McLaren whose last victory prior to this season was scored by Ayrton Senna on his last drive for the team, at Adelaide back in 1993 won three races, and perhaps there should have been more, Mercedes engine failures robbing Mika Hakkinen of probable victory at Silverstone and the Al-Ring, and of certain triumph at the Nurburgring. It was an irony that Hakkinen’s long-awaited first win should have been handed to him by Villeneuve on the final lap at Jerez, but none could deny that some good fortune was his due.
David Coulthard, winner at Melbourne and Monza, was superb when the mood was on him, but also had days when his presence in a race went virtually unnoticed. In that respect, DC’s form mirrored that of his team, sometimes hugely competitive, sometimes rather less so.
For the paddock in general, the most pleasurable victory of 1997 was that scored by Gerhard Berger at Hockenheim, the first and only triumph for Benetton-Renault since Schumacher’s departure two years ago. It was not simply that Berger had long been far and away the best-liked driver in the business, but that this win, as conclusive as any the season produced, came after a nightmarish time for Gerhard, during which he missed three races due to health problems, and also had to cope with the loss of his father in a aircraft accident.

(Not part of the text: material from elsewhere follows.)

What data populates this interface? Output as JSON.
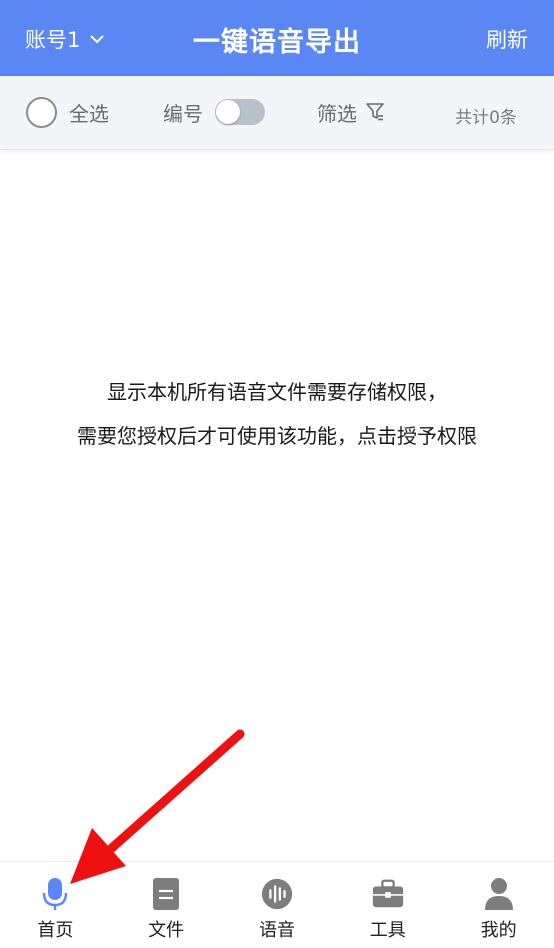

As team principal Havio Briatore left Benetton, and Formula One, at the end of the season, so also Berger decided to retire, after 13 seasons at the top. For many, he was about the last free spirit in Grand Prix racing, and his longtime team-mate and friend Jean Alesi must now take up the mantle.
Once again Jordan went through a Formula One season without winning, but at least the Peugeot-powered cars were usually competitive in 1997, and had the team enjoyed the services of an experienced driver, that breakthrough victory might well have come. As it was, Giancarlo Fisichella while not the Second Messiah some have suggested gave a generally fine account of himself, and looks like the best young Italian for a generation. While sometimes no quicker than Ralf Schumacher, he clearly had the edge on grey cells and, when it came to charm, was comfortably ahead, too.
In all truth, close fight for the World Championship notwithstanding, one could not describe this as a vintage year for Formula 1, for although it contained elements of greatness, and one or two of genius, rather too many races were processional, and a handful downright soporific. Perhaps the major rule changes for 1998, while serving undoubtedly to disfigure the appearance of the Grand Prix car, will yet encourage racing, to the point that pit stops cease to be the only realistic way of making places.
In the meantime, though, let us celebrate the fact that Villeneuve beat Schumacher and, more to the point, that he did it by passing him on the track. Cleanly.